Aim of the task: Give the data a second time, exactly and in full.
-------- Source material
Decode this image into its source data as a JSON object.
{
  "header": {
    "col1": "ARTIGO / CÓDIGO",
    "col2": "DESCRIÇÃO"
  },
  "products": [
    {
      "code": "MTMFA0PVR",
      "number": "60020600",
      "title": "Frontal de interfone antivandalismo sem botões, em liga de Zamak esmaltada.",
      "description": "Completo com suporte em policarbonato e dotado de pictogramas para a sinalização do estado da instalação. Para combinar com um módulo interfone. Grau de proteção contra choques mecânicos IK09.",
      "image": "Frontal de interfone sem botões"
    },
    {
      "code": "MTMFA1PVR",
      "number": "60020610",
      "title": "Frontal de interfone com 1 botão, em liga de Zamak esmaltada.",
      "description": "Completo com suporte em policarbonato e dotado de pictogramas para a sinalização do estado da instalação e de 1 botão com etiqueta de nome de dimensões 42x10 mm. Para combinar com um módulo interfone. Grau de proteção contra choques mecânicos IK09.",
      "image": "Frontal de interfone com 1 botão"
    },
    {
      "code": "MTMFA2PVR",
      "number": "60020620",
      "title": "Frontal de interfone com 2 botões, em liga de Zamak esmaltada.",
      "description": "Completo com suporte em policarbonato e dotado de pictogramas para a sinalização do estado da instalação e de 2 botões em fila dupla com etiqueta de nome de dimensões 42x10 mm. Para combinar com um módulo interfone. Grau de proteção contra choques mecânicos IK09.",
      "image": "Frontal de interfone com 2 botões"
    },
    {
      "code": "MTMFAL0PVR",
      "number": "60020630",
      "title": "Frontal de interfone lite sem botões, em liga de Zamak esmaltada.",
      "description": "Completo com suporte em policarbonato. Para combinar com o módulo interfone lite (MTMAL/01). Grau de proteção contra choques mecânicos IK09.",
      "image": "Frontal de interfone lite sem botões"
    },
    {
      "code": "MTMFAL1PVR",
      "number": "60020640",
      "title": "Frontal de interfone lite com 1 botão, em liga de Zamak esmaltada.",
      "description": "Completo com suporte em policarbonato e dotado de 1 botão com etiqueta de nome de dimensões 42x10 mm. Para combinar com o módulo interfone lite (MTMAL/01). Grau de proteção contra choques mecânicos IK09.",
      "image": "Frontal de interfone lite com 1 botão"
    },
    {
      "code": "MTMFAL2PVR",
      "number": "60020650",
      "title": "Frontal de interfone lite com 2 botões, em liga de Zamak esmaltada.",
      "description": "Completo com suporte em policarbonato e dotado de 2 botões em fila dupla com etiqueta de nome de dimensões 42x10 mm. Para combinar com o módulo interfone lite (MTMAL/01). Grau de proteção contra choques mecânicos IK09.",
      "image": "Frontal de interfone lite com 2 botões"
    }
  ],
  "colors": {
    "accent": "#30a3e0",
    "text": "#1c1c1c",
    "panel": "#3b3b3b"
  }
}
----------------
Output of the exercise:
Decode this image into its source data as a JSON object.
{
  "header": {
    "col1": "ARTIGO / CÓDIGO",
    "col2": "DESCRIÇÃO"
  },
  "products": [
    {
      "code": "MTMFA0PVR",
      "number": "60020600",
      "title": "Frontal de interfone antivandalismo sem botões, em liga de Zamak esmaltada.",
      "description": "Completo com suporte em policarbonato e dotado de pictogramas para a sinalização do estado da instalação. Para combinar com um módulo interfone. Grau de proteção contra choques mecânicos IK09.",
      "image": "Frontal de interfone sem botões"
    },
    {
      "code": "MTMFA1PVR",
      "number": "60020610",
      "title": "Frontal de interfone com 1 botão, em liga de Zamak esmaltada.",
      "description": "Completo com suporte em policarbonato e dotado de pictogramas para a sinalização do estado da instalação e de 1 botão com etiqueta de nome de dimensões 42x10 mm. Para combinar com um módulo interfone. Grau de proteção contra choques mecânicos IK09.",
      "image": "Frontal de interfone com 1 botão"
    },
    {
      "code": "MTMFA2PVR",
      "number": "60020620",
      "title": "Frontal de interfone com 2 botões, em liga de Zamak esmaltada.",
      "description": "Completo com suporte em policarbonato e dotado de pictogramas para a sinalização do estado da instalação e de 2 botões em fila dupla com etiqueta de nome de dimensões 42x10 mm. Para combinar com um módulo interfone. Grau de proteção contra choques mecânicos IK09.",
      "image": "Frontal de interfone com 2 botões"
    },
    {
      "code": "MTMFAL0PVR",
      "number": "60020630",
      "title": "Frontal de interfone lite sem botões, em liga de Zamak esmaltada.",
      "description": "Completo com suporte em policarbonato. Para combinar com o módulo interfone lite (MTMAL/01). Grau de proteção contra choques mecânicos IK09.",
      "image": "Frontal de interfone lite sem botões"
    },
    {
      "code": "MTMFAL1PVR",
      "number": "60020640",
      "title": "Frontal de interfone lite com 1 botão, em liga de Zamak esmaltada.",
      "description": "Completo com suporte em policarbonato e dotado de 1 botão com etiqueta de nome de dimensões 42x10 mm. Para combinar com o módulo interfone lite (MTMAL/01). Grau de proteção contra choques mecânicos IK09.",
      "image": "Frontal de interfone lite com 1 botão"
    },
    {
      "code": "MTMFAL2PVR",
      "number": "60020650",
      "title": "Frontal de interfone lite com 2 botões, em liga de Zamak esmaltada.",
      "description": "Completo com suporte em policarbonato e dotado de 2 botões em fila dupla com etiqueta de nome de dimensões 42x10 mm. Para combinar com o módulo interfone lite (MTMAL/01). Grau de proteção contra choques mecânicos IK09.",
      "image": "Frontal de interfone lite com 2 botões"
    }
  ],
  "colors": {
    "accent": "#30a3e0",
    "text": "#1c1c1c",
    "panel": "#3b3b3b"
  }
}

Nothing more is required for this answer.